On December 14th, cemeteries across the country will be hosting wreath-laying ceremonies, all in support of our nation’s veterans. This day, formally known as the National Wreaths Across America Day, was first started in 1992 by Morrill Worcester, owner of the Worcester Wreath Company in Maine. Today, wreaths are placed at Arlington National Cemetery and more than 1,600 locations in the United States, at sea, and abroad. So, how did this man create a project and inspire a nonprofit organization that spread throughout the country? Let’s take a look.
According to the Wreaths Across America website, at the age of 12, Worcester won a trip to Washington, D.C. While there, he visited Arlington National Cemetery, which became an inspiration for the rest of his life. Fast forward to 1992, and his wreath company had a large surplus of Christmas wreaths. He then got the idea to place the wreaths on the graves of veterans at Arlington. With the help of a senator from Maine, plans were put into place to lay the wreaths in an older section of the national cemetery that also received few visitors. As news spread of the tribute, other companies helped with transporting the wreaths, volunteering to decorate the wreaths with bows, and holding special ceremonies. However, this tradition wasn’t well-known and quietly went on until 2005, when everything changed for the better.
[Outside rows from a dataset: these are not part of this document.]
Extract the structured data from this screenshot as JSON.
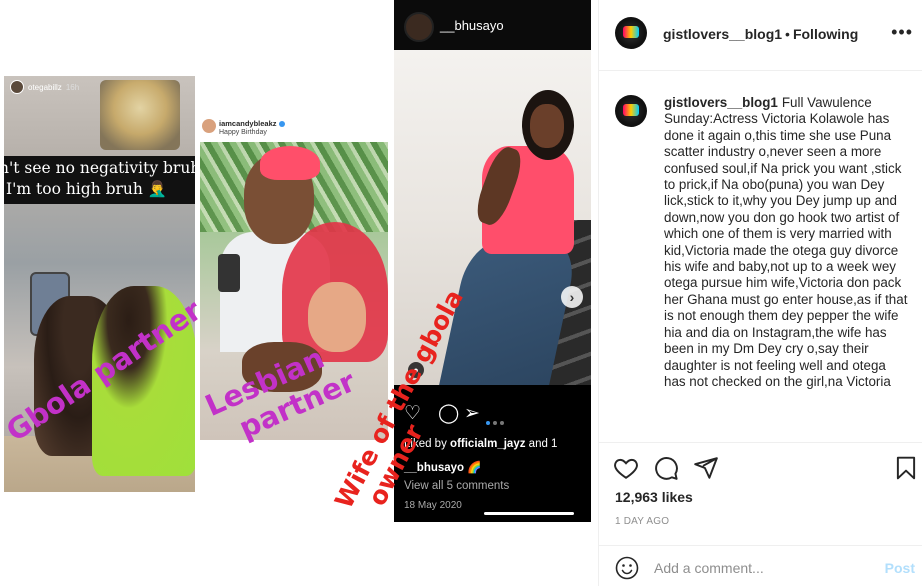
{
  "collage": {
    "story1": {
      "username": "otegabillz",
      "time": "16h",
      "caption_line1": "n't see no negativity bruh",
      "caption_line2": "I'm too high bruh 🤦‍♂️"
    },
    "story2": {
      "username": "iamcandybleakz",
      "subtitle": "Happy Birthday"
    },
    "story3": {
      "username": "__bhusayo",
      "liked_prefix": "Liked by",
      "liked_user": "officialm_jayz",
      "liked_suffix": "and 1",
      "caption_user": "__bhusayo 🌈",
      "comments": "View all 5 comments",
      "date": "18 May 2020",
      "next_glyph": "›",
      "tag_glyph": "●"
    },
    "annotations": {
      "gbola": "Gbola partner",
      "lesbian_line1": "Lesbian",
      "lesbian_line2": "partner",
      "wife_line1": "Wife of the gbola",
      "wife_line2": "owner"
    }
  },
  "post": {
    "header": {
      "username": "gistlovers__blog1",
      "separator": "•",
      "following": "Following",
      "more": "•••"
    },
    "caption": {
      "username": "gistlovers__blog1",
      "text": "Full Vawulence Sunday:Actress Victoria Kolawole has done it again o,this time she use Puna scatter industry o,never seen a more confused soul,if Na prick you want ,stick to prick,if Na obo(puna) you wan Dey lick,stick to it,why you Dey jump up and down,now you don go hook two artist of which one of them is very married with kid,Victoria made the otega guy divorce his wife and baby,not up to a week wey otega pursue him wife,Victoria don pack her Ghana must go enter house,as if that is not enough them dey pepper the wife hia and dia on Instagram,the wife has been in my Dm Dey cry o,say their daughter is not feeling well and otega has not checked on the girl,na Victoria"
    },
    "likes": "12,963 likes",
    "time_ago": "1 DAY AGO",
    "comment_placeholder": "Add a comment...",
    "post_label": "Post",
    "icons": [
      "heart-icon",
      "comment-icon",
      "share-icon",
      "bookmark-icon",
      "emoji-icon"
    ],
    "colors": {
      "link_disabled": "#b2dffc",
      "muted": "#8e8e8e",
      "text": "#262626",
      "annot_purple": "#c231c8",
      "annot_red": "#e8231e"
    }
  }
}
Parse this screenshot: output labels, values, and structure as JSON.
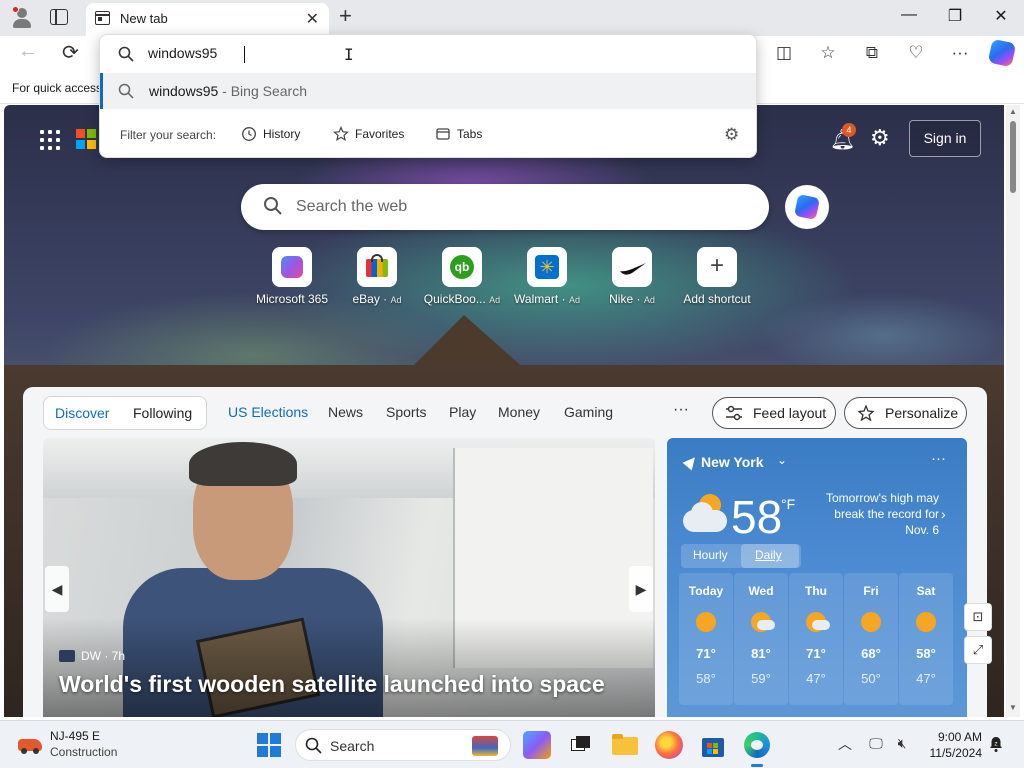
{
  "browser": {
    "tab_title": "New tab",
    "new_tab_symbol": "+",
    "close_symbol": "✕",
    "window_controls": {
      "minimize": "—",
      "restore": "❐",
      "close": "✕"
    }
  },
  "toolbar": {
    "back": "←",
    "refresh": "⟳",
    "split": "◫",
    "favorites": "☆",
    "collections": "⧉",
    "browser_essentials": "♡",
    "more": "···"
  },
  "favorites_bar": {
    "text": "For quick access"
  },
  "omnibox": {
    "value": "windows95",
    "suggestion_query": "windows95",
    "suggestion_source": " - Bing Search",
    "filter_label": "Filter your search:",
    "filters": [
      "History",
      "Favorites",
      "Tabs"
    ]
  },
  "ntp": {
    "notification_count": "4",
    "signin": "Sign in",
    "search_placeholder": "Search the web",
    "shortcuts": [
      {
        "label": "Microsoft 365",
        "ad": ""
      },
      {
        "label": "eBay",
        "ad": "Ad"
      },
      {
        "label": "QuickBoo...",
        "ad": "Ad"
      },
      {
        "label": "Walmart",
        "ad": "Ad"
      },
      {
        "label": "Nike",
        "ad": "Ad"
      },
      {
        "label": "Add shortcut",
        "ad": ""
      }
    ]
  },
  "feed": {
    "pills": [
      "Discover",
      "Following"
    ],
    "categories": [
      "US Elections",
      "News",
      "Sports",
      "Play",
      "Money",
      "Gaming"
    ],
    "more": "···",
    "feed_layout": "Feed layout",
    "personalize": "Personalize",
    "hero": {
      "source": "DW",
      "age": "7h",
      "title": "World's first wooden satellite launched into space"
    }
  },
  "weather": {
    "location": "New York",
    "temp": "58",
    "unit": "°F",
    "alert": "Tomorrow's high may break the record for Nov. 6",
    "toggle": [
      "Hourly",
      "Daily"
    ],
    "selected_toggle": "Daily",
    "days": [
      {
        "name": "Today",
        "hi": "71°",
        "lo": "58°",
        "icon": "sunny"
      },
      {
        "name": "Wed",
        "hi": "81°",
        "lo": "59°",
        "icon": "partly-cloudy"
      },
      {
        "name": "Thu",
        "hi": "71°",
        "lo": "47°",
        "icon": "partly-cloudy"
      },
      {
        "name": "Fri",
        "hi": "68°",
        "lo": "50°",
        "icon": "sunny"
      },
      {
        "name": "Sat",
        "hi": "58°",
        "lo": "47°",
        "icon": "sunny"
      }
    ]
  },
  "taskbar": {
    "traffic_title": "NJ-495 E",
    "traffic_sub": "Construction",
    "search_placeholder": "Search",
    "time": "9:00 AM",
    "date": "11/5/2024"
  },
  "colors": {
    "accent": "#0f6cbd",
    "weather_bg": "#4b8ad1",
    "taskbar_bg": "#eef1f6",
    "titlebar_bg": "#e6e8eb"
  }
}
Part of the timeless tradition Worcester created included a ceremony at the Tomb of the Unknown Soldier. In 2005, a picture was taken of the wreath-covered graves in the snow. Quickly, the image traveled through the internet and gained national attention. Offers for help with the tribute at Arlington and throughout cemeteries in the country began coming in. Yet, Worcester Wreaths couldn’t afford to donate wreaths to all the requests, so the company developed a plan to send seven wreaths to each of the 50 states. These wreaths symbolized all the branches in the military and the POWS and MIAs. A year later, civic organizations started wreath-laying ceremonies in over 150 locations throughout the country. In fact, the recognition gained the attention of the Patriot Guard Riders, a nonprofit organization which attends funerals of fallen heroes. The Patriot Guard Riders created an escort for the special wreaths from Maine to Arlington, establishing the annual “Veterans Honor Parade,” which now travels down the East Coast in early December and makes stops at schools, veterans’ homes, and monuments to teach the importance of honoring the fallen heroes.
Two years after the iconic image was taken, in 2007, the Worcester family, veterans, and other groups founded the Wreaths Across America nonprofit. Their mission is to support groups and individuals within the nation to continue the wreath-laying ceremonies and to “remember our fallen U.S. veterans, honor those who serve, and teach your children the value of freedom.” By the next year, over 300 locations in every state, Puerto Rico, and 24 overseas cemeteries participated in Wreaths Across America, prompting Congress to declare a “Wreaths Across America Day” in December.
Currently, the annual, nationally-held wreath-laying ceremonies are conducted on the second or third Saturday of December. There are many ways to participate in the event. First, you could sponsor a veteran’s wreath. Other avenues to assist include volunteering your time or donating to a local fundraising group or cemetery in your area. Finally, if you are able, attend the ceremony at Arlington National Cemetery and volunteer to place the wreaths. The event is free and open to the public. Visit the nonprofit’s website for more information on both opportunities—wreathsacrossamerica.org.
The holiday season is a special time to remember and celebrate those around us. Wreaths Across America is an excellent way to get involved and honor those who served our country. As stated on the organization’s website, “We understand we have Veterans Day in the fall and Memorial Day in the spring, but our service members sacrifice their time and safety every single day of the year to preserve our freedom…There is no better time to express our appreciation than during the hustle and bustle of the holiday season.”